Texas Rangers have developed information about a men they consider to be persons of interest in the 2008 arson fire of the Texas governor’s mansion, the Texas Department of Public Safety announced Thursday.
A $50,000 cash reward is being offered for information that leads to the arrest and conviction of the individuals responsible for this arson.
A fire swept through the historic Texas governor's mansion in the early morning hours of Sunday, June 8, 2008, leaving much of the 152-year-old building charred and severely damaged.
Security cameras set up around the mansion, which sits downtown on a lot the size of a city block, showed someone run up and throw a Molotov cocktail onto the porch of the mansion. The fire quickly spread.
Investigators said Thursday that after a full review of all the surveillance video, they noticed a white Jeep Cherokee whose occupants were seen taking pictures of the mansion in the early morning hours of June 4, 2008—four days before the arson.
Forensics investigators said they went through over 3,000 similar Jeeps registered in Texas and located that specific vehicle and its owner. The owner, who DPS did not identify, admitted to driving the vehicle while the photos of the mansion were taken.
The driver, considered a person of interest, also told investigators the identities of the two people in the vehicle with him. Investigators interviewed both of those people.
“One passenger initially denied having been in the vehicle, but later admitted to having been in the vehicle and taking photographs after failing a polygraph examination,” DPS said in a news release issued Thursday afternoon.
All three persons have denied involvement in the arson of the mansion, and have not been arrested.
When asked why DPS hasn't arrested the persons of interest they've interviewed, public information officer Tela Mange told NBCDFW, "Because we don’t have probable cause."
DPS said the unidentified persons of interest are connected to an Austin-based anarchist group that was linked to a planned attack on the Republican National Convention in Minneapolis in September 2008, which also involved Molotov cocktails.
Officials said there was no evidence any direct threat was intended to Gov. Rick Perry, who was out of the country with his wife Anita when the fire was intentionally started. The Perry's weren't living in the mansion at the time the fire was set, as they had temporarily moved out in 2007 so that a $10 million restoration project could be completed. That project was originally scheduled to be completed in 2009.

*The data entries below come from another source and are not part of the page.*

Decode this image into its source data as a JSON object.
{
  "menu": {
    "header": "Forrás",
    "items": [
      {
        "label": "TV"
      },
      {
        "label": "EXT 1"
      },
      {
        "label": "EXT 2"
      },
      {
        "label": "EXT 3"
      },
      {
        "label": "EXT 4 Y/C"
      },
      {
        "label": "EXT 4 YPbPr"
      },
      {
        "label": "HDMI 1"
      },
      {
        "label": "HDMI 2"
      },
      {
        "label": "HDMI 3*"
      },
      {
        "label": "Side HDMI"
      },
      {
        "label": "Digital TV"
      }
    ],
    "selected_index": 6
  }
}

All historic furnishings and heirlooms had been removed for the renovation project, but much of the wood in the Greek revival-style mansion was "completely irreplaceable" longleaf pine, officials said; and some interior ornamentation is beyond repair.
Parts of the six 29-foot columns at the front of the home, a national historic landmark, and much of the front wall were charred black. In some places the original color of the brick could be seen where white paint had burned off.
The mansion was equipped with a fire alarm. A state trooper who was on the grounds as part of regular security detail heard an alarm go off, then saw flames and called the fire department, Texas Department of Public Safety spokesperson Tela Mange said.
DPS was criticized heavily after the fire, as it was started on their watch. Since the blaze, security presence has been visibly increased around the mansion as crews work to repair it.
The governor uses the mansion as a home and for official functions, such as hosting heads of state and for gathering with lawmakers and the news media.
Built in 1856, the home is the oldest continually used executive residence west of the Mississippi, according to the group Friends of the Governor's Mansion, which works to preserve and show the public the historic building.
Anyone with information that could be helpful to investigators is urged to call 1-800-252-TIPS (8477) or text "DPS plus your tip" to 274637 (CRIMES).